Disciples News Service

Central Rocky Mountain student leads climate protest

For Ehret Nottingham, creation care has always been a part of a well-lived life.

His first memories are of exploring the outdoors, and as a high school senior, he’s still affected by the world around him. “In Colorado, I’ve seen the impact humans have on our environment,” Nottingham says. “It’s a beautiful area, but we also face damaging challenges like fracking and urban sprawl. It’s a very visual contrast here.”

(Photo by Jenny Sparks / Loveland Reporter-Herald)

Nottingham applied his passion for creation by leading a school walkout and climate rally on March 16. The Fort Collins event was part of the global Youth Climate Strike. More than 1.4 million students participated in over 100 countries.

The protest was an educational experience for Nottingham. Youth leaders learned how to organize effectively, working with school and city leaders to obtain permits and recruit speakers. Students developed skills like graphic design and public speaking.

“My favorite critique we got was ‘stay in school,’” remembers Nottingham. “If we wait until we’re more educated and have credentials, then it will be too late to make the changes our climate needs.”

Rev. Scott Hardin-Nieri, associate minister of Green Chalice agrees. “We’ll need significant systemic efforts to enable a livable planet into the next 100 years…May we be in solidarity with our youth as an expression of our love for God and our neighbors.”

An important piece of these systemic efforts is leadership development, an identified priority of the Christian Church (Disciples of Christ). Nottingham’s leadership has certainly been supported and encouraged by Heart of the Rockies Christian Church (in the Central Rocky Mountain region), where he is an active member.

Invited to preach on Youth Sunday, he chose to reflect on his favorite Scripture, James 2:14-18. Associate Minister Rev. Daniel Lyvers says Nottingham’s sermon “reminded us that God’s love is made known through what we do, and how we act in relationship with each other and God’s creation.”

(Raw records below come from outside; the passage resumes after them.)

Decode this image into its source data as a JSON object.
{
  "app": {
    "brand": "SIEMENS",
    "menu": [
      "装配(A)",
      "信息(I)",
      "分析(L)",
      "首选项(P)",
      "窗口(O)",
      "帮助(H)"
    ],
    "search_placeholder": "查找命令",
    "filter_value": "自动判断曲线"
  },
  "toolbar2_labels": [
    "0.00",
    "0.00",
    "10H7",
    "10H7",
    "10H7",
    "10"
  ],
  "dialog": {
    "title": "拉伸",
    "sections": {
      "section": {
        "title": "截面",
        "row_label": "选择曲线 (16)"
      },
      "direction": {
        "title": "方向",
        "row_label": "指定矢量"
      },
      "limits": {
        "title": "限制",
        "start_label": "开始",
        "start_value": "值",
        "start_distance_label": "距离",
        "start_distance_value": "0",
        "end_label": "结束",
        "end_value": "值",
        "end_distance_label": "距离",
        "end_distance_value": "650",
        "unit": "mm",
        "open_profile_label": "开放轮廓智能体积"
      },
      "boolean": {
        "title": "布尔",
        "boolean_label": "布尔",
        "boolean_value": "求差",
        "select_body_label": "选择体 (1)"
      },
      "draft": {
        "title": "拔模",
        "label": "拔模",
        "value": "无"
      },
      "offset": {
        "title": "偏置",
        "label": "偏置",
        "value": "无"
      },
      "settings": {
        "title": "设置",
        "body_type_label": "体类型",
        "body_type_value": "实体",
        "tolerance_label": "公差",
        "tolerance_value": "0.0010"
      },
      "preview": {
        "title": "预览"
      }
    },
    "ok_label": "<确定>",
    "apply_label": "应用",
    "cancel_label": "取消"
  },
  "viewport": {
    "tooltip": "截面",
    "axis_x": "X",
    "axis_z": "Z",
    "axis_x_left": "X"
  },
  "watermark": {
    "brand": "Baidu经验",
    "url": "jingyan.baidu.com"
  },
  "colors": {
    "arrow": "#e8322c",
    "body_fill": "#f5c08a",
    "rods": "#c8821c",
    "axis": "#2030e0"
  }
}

“Ehret has such a vision for what the Church can and should be, and young folks like him give me so much hope,” celebrates Lyvers. “My prayer is that we allow ourselves to pay attention to the truth – that God is shaking things up through young people like Ehret, and I pray that we, as churches, continue to offer space for our youth to challenge, inspire, and lead us in creating community in the way God envisions.”

For Nottingham, activism is a natural expression of his faith. He encourages other students to get active in their communities, be early supporters of new opportunities, and “disregard the scary ‘what if’s’ when you start something new.”

“This protest was not the end of the line or the culmination of the movement – it’s the beginning. When you go home after church, you don’t forget what you learned – you keep working on it.”